* EXERCISE PROMPT
Among these entries, count the lines containing the word "Users" and answer with only the number.
++++++
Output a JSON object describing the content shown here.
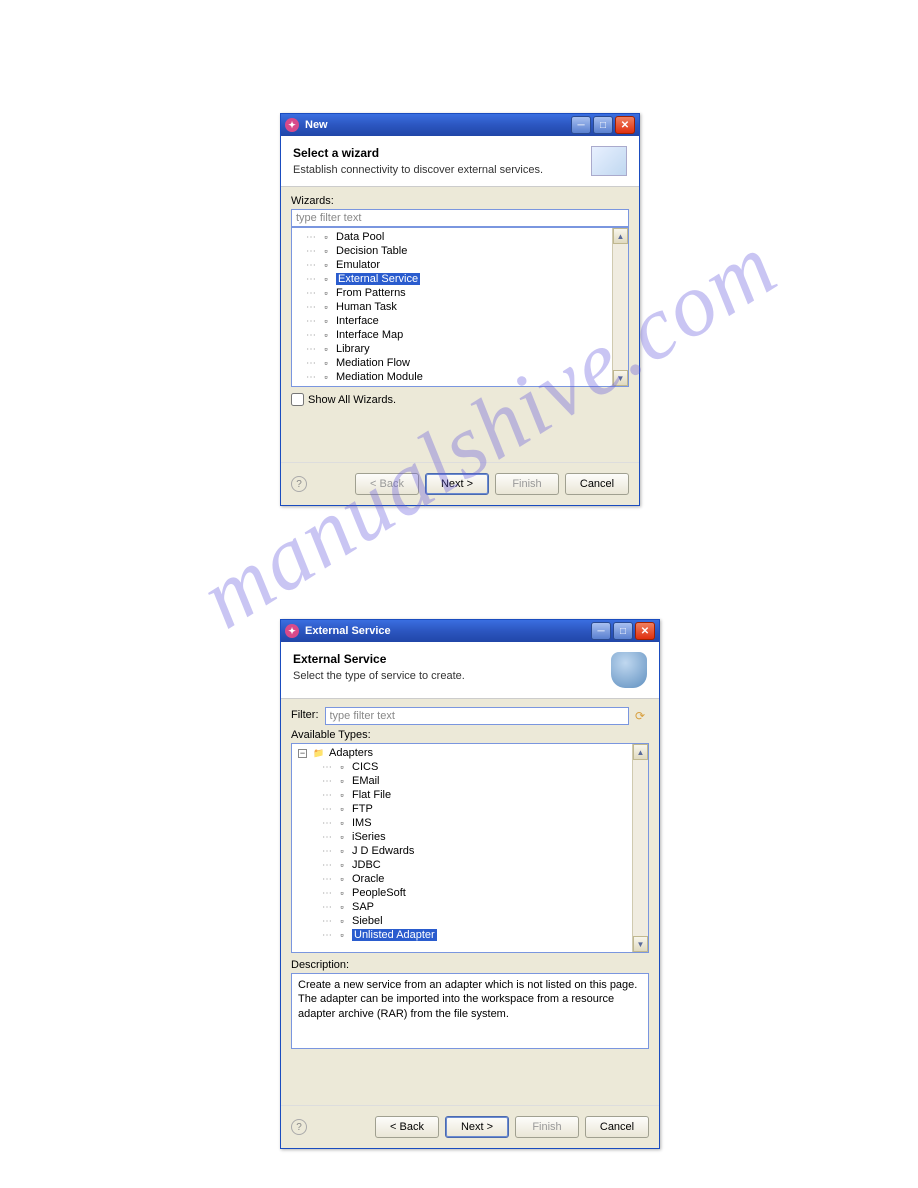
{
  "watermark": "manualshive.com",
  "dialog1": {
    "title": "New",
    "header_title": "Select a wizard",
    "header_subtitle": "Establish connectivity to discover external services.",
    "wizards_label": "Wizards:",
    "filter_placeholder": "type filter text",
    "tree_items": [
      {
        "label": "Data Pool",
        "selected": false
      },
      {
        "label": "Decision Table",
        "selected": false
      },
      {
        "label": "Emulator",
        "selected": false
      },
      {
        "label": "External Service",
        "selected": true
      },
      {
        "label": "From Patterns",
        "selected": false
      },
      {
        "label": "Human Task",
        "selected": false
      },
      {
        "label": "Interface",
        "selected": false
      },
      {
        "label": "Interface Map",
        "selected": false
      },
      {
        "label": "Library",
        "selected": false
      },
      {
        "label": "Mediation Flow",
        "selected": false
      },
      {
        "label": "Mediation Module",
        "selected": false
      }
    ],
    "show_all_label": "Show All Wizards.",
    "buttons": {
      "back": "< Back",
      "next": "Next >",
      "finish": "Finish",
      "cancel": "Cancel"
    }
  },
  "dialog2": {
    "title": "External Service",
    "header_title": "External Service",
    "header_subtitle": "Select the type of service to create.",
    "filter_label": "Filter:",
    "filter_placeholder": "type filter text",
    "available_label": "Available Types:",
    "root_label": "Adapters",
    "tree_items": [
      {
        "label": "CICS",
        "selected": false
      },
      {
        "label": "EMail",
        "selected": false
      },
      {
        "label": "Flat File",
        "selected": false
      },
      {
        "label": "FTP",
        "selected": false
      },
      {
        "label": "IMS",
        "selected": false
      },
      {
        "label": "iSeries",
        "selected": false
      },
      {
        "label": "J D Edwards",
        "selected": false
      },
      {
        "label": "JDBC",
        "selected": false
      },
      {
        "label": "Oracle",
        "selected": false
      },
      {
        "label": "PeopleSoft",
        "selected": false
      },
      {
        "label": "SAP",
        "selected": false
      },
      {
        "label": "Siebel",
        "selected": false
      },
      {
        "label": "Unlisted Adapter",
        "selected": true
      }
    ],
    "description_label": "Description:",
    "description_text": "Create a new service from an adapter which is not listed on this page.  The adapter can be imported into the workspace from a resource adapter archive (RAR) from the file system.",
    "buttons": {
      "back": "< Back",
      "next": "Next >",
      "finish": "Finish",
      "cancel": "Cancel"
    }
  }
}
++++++
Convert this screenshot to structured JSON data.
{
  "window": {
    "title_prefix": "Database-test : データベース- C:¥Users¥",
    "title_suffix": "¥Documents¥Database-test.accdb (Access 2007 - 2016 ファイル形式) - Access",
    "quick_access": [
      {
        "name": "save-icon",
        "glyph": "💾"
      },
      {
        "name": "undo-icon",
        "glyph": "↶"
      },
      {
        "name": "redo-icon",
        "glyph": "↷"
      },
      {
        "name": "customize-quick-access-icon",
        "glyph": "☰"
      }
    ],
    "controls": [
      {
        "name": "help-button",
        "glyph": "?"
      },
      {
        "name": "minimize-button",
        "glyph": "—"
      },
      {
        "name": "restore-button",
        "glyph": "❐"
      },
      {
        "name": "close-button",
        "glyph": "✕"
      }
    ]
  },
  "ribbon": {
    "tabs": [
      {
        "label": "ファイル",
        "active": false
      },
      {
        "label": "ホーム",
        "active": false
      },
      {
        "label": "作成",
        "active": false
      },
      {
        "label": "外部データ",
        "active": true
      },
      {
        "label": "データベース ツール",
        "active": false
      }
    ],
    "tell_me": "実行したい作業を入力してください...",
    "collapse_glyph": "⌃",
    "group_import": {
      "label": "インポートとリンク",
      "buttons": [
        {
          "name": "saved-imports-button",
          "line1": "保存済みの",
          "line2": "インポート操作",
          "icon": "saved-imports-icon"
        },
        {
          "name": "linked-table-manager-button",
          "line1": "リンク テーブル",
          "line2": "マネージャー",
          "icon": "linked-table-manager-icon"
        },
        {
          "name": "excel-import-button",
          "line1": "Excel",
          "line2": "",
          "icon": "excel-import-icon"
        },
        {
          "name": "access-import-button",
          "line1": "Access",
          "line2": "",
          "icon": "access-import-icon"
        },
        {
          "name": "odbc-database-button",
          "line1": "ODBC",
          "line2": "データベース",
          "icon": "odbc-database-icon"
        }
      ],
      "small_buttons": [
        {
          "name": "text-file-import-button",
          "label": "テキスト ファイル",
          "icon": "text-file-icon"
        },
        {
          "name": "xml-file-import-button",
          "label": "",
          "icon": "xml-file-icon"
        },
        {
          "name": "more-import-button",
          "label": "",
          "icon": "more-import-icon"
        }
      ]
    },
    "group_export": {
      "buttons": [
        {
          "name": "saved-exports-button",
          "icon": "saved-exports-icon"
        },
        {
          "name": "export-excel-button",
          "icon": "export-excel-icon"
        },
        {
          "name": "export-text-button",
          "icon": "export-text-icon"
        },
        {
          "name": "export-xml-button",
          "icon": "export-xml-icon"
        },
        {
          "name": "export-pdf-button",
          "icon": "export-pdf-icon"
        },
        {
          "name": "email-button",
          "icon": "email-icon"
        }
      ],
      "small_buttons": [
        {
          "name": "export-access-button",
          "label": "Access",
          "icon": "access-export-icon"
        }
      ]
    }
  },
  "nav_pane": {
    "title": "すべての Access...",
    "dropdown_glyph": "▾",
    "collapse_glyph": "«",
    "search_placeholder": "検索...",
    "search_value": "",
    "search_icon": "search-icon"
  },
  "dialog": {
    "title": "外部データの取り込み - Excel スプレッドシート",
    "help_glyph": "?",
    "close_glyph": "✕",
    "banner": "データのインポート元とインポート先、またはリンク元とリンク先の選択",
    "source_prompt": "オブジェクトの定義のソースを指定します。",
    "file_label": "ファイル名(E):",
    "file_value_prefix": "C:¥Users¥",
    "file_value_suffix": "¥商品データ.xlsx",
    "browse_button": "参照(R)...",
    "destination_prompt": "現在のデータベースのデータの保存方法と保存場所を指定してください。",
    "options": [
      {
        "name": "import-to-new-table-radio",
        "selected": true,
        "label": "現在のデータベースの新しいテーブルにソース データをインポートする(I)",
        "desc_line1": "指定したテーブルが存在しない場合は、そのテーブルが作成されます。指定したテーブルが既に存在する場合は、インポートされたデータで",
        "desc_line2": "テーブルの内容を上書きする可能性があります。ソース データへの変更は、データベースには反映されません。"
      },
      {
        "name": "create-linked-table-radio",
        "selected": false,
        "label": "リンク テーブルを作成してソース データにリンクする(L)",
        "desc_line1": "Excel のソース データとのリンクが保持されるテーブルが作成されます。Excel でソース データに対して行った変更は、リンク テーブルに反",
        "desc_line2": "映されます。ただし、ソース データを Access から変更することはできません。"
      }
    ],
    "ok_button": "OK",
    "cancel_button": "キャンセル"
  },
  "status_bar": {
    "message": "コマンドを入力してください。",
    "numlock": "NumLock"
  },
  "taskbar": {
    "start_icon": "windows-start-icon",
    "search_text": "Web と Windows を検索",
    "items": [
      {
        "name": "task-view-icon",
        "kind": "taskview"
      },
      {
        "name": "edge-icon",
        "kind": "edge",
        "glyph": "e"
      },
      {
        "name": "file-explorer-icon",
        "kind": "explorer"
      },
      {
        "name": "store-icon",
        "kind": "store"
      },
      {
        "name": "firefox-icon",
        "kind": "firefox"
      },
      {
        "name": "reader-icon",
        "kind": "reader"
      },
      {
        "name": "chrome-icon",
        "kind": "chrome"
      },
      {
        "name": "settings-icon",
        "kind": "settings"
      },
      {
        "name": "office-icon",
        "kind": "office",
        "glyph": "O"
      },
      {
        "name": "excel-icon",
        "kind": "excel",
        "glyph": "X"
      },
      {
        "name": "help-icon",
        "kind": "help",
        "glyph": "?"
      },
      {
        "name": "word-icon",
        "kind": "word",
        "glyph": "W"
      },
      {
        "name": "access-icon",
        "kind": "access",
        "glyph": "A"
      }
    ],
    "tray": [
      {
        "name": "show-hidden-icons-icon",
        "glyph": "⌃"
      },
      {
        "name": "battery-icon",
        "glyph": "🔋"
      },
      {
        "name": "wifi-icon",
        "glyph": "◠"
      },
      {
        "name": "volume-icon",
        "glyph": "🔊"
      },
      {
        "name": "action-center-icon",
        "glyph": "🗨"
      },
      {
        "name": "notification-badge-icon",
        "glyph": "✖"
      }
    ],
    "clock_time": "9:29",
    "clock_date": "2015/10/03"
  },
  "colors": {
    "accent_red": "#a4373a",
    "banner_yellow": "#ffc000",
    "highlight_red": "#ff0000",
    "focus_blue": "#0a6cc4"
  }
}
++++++
* EXERCISE ANSWER
2